> _TASK INSTRUCTIONS_:
Restate the records underneath, keeping each one exactly the same.

> _SUPPLIED ENTRIES_:
»»
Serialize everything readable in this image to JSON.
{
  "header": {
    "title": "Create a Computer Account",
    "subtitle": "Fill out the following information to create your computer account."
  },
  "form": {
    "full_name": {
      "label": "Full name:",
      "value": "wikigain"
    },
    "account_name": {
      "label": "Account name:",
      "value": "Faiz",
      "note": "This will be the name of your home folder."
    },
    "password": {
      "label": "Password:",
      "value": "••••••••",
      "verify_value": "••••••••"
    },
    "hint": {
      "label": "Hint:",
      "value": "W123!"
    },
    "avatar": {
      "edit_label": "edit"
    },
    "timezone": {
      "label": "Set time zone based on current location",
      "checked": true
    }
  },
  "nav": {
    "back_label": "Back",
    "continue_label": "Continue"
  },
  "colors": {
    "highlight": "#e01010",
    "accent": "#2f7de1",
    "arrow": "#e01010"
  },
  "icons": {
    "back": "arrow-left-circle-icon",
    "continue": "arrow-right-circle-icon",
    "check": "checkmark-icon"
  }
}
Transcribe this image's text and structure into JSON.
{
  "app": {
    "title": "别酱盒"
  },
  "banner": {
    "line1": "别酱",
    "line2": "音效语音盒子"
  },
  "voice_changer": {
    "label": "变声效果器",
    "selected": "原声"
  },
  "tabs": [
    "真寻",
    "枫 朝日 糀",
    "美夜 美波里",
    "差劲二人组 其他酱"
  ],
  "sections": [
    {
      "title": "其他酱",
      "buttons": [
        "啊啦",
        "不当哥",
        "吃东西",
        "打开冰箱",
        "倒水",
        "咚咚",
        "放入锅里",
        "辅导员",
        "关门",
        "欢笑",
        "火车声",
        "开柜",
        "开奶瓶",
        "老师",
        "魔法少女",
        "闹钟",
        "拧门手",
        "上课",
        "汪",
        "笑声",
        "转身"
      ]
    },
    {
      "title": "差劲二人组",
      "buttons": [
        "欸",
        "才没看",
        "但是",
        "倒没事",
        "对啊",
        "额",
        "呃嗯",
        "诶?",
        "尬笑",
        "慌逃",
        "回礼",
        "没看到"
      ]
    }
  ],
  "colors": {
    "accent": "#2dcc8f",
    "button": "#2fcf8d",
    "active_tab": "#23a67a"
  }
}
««
> _PROBLEM SOLUTION_:
Serialize everything readable in this image to JSON.
{
  "header": {
    "title": "Create a Computer Account",
    "subtitle": "Fill out the following information to create your computer account."
  },
  "form": {
    "full_name": {
      "label": "Full name:",
      "value": "wikigain"
    },
    "account_name": {
      "label": "Account name:",
      "value": "Faiz",
      "note": "This will be the name of your home folder."
    },
    "password": {
      "label": "Password:",
      "value": "••••••••",
      "verify_value": "••••••••"
    },
    "hint": {
      "label": "Hint:",
      "value": "W123!"
    },
    "avatar": {
      "edit_label": "edit"
    },
    "timezone": {
      "label": "Set time zone based on current location",
      "checked": true
    }
  },
  "nav": {
    "back_label": "Back",
    "continue_label": "Continue"
  },
  "colors": {
    "highlight": "#e01010",
    "accent": "#2f7de1",
    "arrow": "#e01010"
  },
  "icons": {
    "back": "arrow-left-circle-icon",
    "continue": "arrow-right-circle-icon",
    "check": "checkmark-icon"
  }
}
Transcribe this image's text and structure into JSON.
{
  "app": {
    "title": "别酱盒"
  },
  "banner": {
    "line1": "别酱",
    "line2": "音效语音盒子"
  },
  "voice_changer": {
    "label": "变声效果器",
    "selected": "原声"
  },
  "tabs": [
    "真寻",
    "枫 朝日 糀",
    "美夜 美波里",
    "差劲二人组 其他酱"
  ],
  "sections": [
    {
      "title": "其他酱",
      "buttons": [
        "啊啦",
        "不当哥",
        "吃东西",
        "打开冰箱",
        "倒水",
        "咚咚",
        "放入锅里",
        "辅导员",
        "关门",
        "欢笑",
        "火车声",
        "开柜",
        "开奶瓶",
        "老师",
        "魔法少女",
        "闹钟",
        "拧门手",
        "上课",
        "汪",
        "笑声",
        "转身"
      ]
    },
    {
      "title": "差劲二人组",
      "buttons": [
        "欸",
        "才没看",
        "但是",
        "倒没事",
        "对啊",
        "额",
        "呃嗯",
        "诶?",
        "尬笑",
        "慌逃",
        "回礼",
        "没看到"
      ]
    }
  ],
  "colors": {
    "accent": "#2dcc8f",
    "button": "#2fcf8d",
    "active_tab": "#23a67a"
  }
}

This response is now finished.